There is much happening in the Middle East, but no one knows what it is or where it will lead. There are common elements. We hear about democracy, power to the people, and throw the bastard(s) out. However, those are the chants of crowds and not plans of action. Chances are that events will proceed differently in each country, and that nothing will be settled for quite some time. Those who initially seize power might not hold on to it. Secular intellectuals and political liberals will make themselves heard, along with Islamists and military personnel. Quite likely that there will be competition within each of these groupings, and efforts to arrange alliances between individuals of different sectors. Declared reforms may give way to power grabs. Initial governments by military personnel may yield to later demonstrations and some other kind of regime. Countries that presently are quiet may succumb to popular uprisings that have yet to crest.
Palestinians do not feel themselves immune from these events. An initial move to hold off dissent came from the regime in the West Bank changing the composition of its government and announcing--once again--elections in a few months time. It did not take many minutes for the regime in Gaza to ridicule their competitors, and announce that West Bank lackeys of America and Israel would not manage elections on their turf.
Advocates of peace make a fair point that Israel as the stronger partner should take the initiative in making proposals. However, it is also fair to note that Israel has made reasonable offers, most significantly in 2000 and 2008, with no apparent response beyond rejection from the Palestinians.
The current situation makes Palestinians even less reliable. For more than a year they have used one or another reason not to enter negotiations despite the prodding and enticing of the Obama administration and others.
One should understand rather than ridicule their reluctance. They are barely holding power in the West Bank, and under pressure from Gaza and the Palestinian diaspora. The Al-Jazeera leakage about Palestinian negotiations made modest concessions appear extreme, and caused the resignation of their senior delegate.
Those events suggest that this is not the time to look for a Palestinian partner. Moreover, the dynamics throughout the region keep Israelis and Palestinians from knowing what kind of support or opposition there will be for negotiations or concessions from those who can influence Palestinians.
One can doubt that clarity will emerge in a few weeks or months. It may take years before we know what will be the New Middle East. More Islamic, more anti-Israel and anti-Western, more concerned with social welfare, more or less concerned with Palestine?
Honesty requires a shrug of the shoulders. Wisdom cautions a low profile. It is not a time for Israeli peaceniks, Barack Obama, or Thomas Friedman to insist that only a far reaching Israeli initiative can save Israel or the entire Middle East. It is also not a time for settlers and their friends to seek advantage in the uncertainty by planning another thousand residences on the other side of the wall, or beginning a court action to turn more Arab families out of their homes in East Jerusalem.
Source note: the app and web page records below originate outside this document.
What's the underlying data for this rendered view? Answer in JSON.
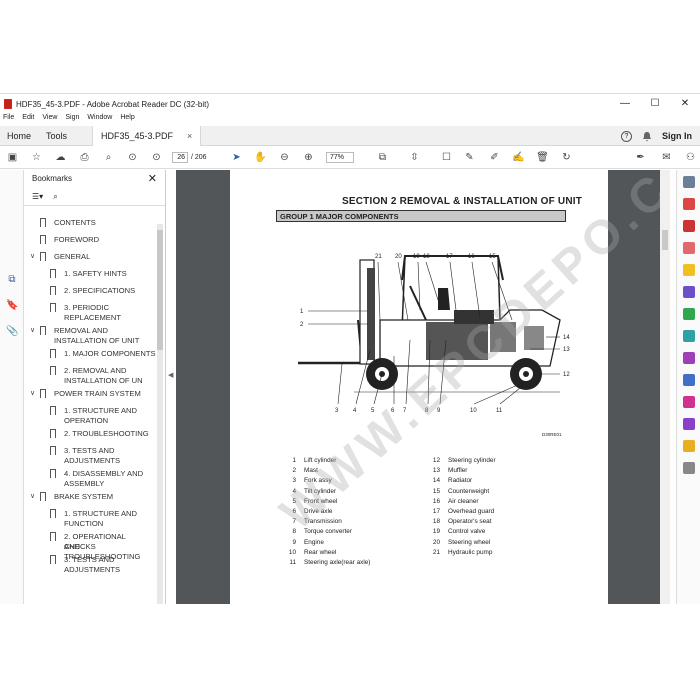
{
  "window": {
    "title": "HDF35_45-3.PDF - Adobe Acrobat Reader DC (32-bit)",
    "controls": [
      "—",
      "☐",
      "✕"
    ]
  },
  "menu": [
    "File",
    "Edit",
    "View",
    "Sign",
    "Window",
    "Help"
  ],
  "tabs": {
    "home": "Home",
    "tools": "Tools",
    "document": "HDF35_45-3.PDF",
    "close": "×"
  },
  "header_right": {
    "help": "?",
    "sign_in": "Sign In"
  },
  "toolbar": {
    "page_current": "26",
    "page_total": "/ 206",
    "zoom": "77%"
  },
  "bookmarks": {
    "title": "Bookmarks",
    "items": [
      {
        "label": "CONTENTS",
        "level": 0,
        "expander": ""
      },
      {
        "label": "FOREWORD",
        "level": 0,
        "expander": ""
      },
      {
        "label": "GENERAL",
        "level": 0,
        "expander": "∨"
      },
      {
        "label": "1. SAFETY HINTS",
        "level": 1,
        "expander": ""
      },
      {
        "label": "2. SPECIFICATIONS",
        "level": 1,
        "expander": ""
      },
      {
        "label": "3. PERIODIC",
        "label2": "REPLACEMENT",
        "level": 1,
        "expander": ""
      },
      {
        "label": "REMOVAL AND",
        "label2": "INSTALLATION OF UNIT",
        "level": 0,
        "expander": "∨"
      },
      {
        "label": "1. MAJOR COMPONENTS",
        "level": 1,
        "expander": ""
      },
      {
        "label": "2. REMOVAL AND",
        "label2": "INSTALLATION OF UN",
        "level": 1,
        "expander": ""
      },
      {
        "label": "POWER TRAIN SYSTEM",
        "level": 0,
        "expander": "∨"
      },
      {
        "label": "1. STRUCTURE AND",
        "label2": "OPERATION",
        "level": 1,
        "expander": ""
      },
      {
        "label": "2. TROUBLESHOOTING",
        "level": 1,
        "expander": ""
      },
      {
        "label": "3. TESTS AND",
        "label2": "ADJUSTMENTS",
        "level": 1,
        "expander": ""
      },
      {
        "label": "4. DISASSEMBLY AND",
        "label2": "ASSEMBLY",
        "level": 1,
        "expander": ""
      },
      {
        "label": "BRAKE SYSTEM",
        "level": 0,
        "expander": "∨"
      },
      {
        "label": "1. STRUCTURE AND",
        "label2": "FUNCTION",
        "level": 1,
        "expander": ""
      },
      {
        "label": "2. OPERATIONAL CHECKS",
        "label2": "AND TROUBLESHOOTING",
        "level": 1,
        "expander": ""
      },
      {
        "label": "3. TESTS AND",
        "label2": "ADJUSTMENTS",
        "level": 1,
        "expander": ""
      }
    ]
  },
  "document": {
    "section_title": "SECTION  2  REMOVAL & INSTALLATION OF UNIT",
    "group_title": "GROUP  1  MAJOR COMPONENTS",
    "figure_code": "D30RE01",
    "watermark": "WWW.EPCDEPO.COM",
    "callouts_top": [
      "21",
      "20",
      "19",
      "18",
      "17",
      "16",
      "15"
    ],
    "callouts_left": [
      "1",
      "2"
    ],
    "callouts_right": [
      "14",
      "13",
      "12"
    ],
    "callouts_bottom": [
      "3",
      "4",
      "5",
      "6",
      "7",
      "8",
      "9",
      "10",
      "11"
    ],
    "legend_left": [
      {
        "n": "1",
        "t": "Lift cylinder"
      },
      {
        "n": "2",
        "t": "Mast"
      },
      {
        "n": "3",
        "t": "Fork assy"
      },
      {
        "n": "4",
        "t": "Tilt cylinder"
      },
      {
        "n": "5",
        "t": "Front wheel"
      },
      {
        "n": "6",
        "t": "Drive axle"
      },
      {
        "n": "7",
        "t": "Transmission"
      },
      {
        "n": "8",
        "t": "Torque converter"
      },
      {
        "n": "9",
        "t": "Engine"
      },
      {
        "n": "10",
        "t": "Rear wheel"
      },
      {
        "n": "11",
        "t": "Steering axle(rear axle)"
      }
    ],
    "legend_right": [
      {
        "n": "12",
        "t": "Steering cylinder"
      },
      {
        "n": "13",
        "t": "Muffler"
      },
      {
        "n": "14",
        "t": "Radiator"
      },
      {
        "n": "15",
        "t": "Counterweight"
      },
      {
        "n": "16",
        "t": "Air cleaner"
      },
      {
        "n": "17",
        "t": "Overhead guard"
      },
      {
        "n": "18",
        "t": "Operator's seat"
      },
      {
        "n": "19",
        "t": "Control valve"
      },
      {
        "n": "20",
        "t": "Steering wheel"
      },
      {
        "n": "21",
        "t": "Hydraulic pump"
      }
    ]
  },
  "colors": {
    "accent": "#2f5fa8",
    "app_icon": "#c8201a",
    "viewer_bg": "#525659"
  }
}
One can hope for modesty and wisdom from all these actors, without really expecting it.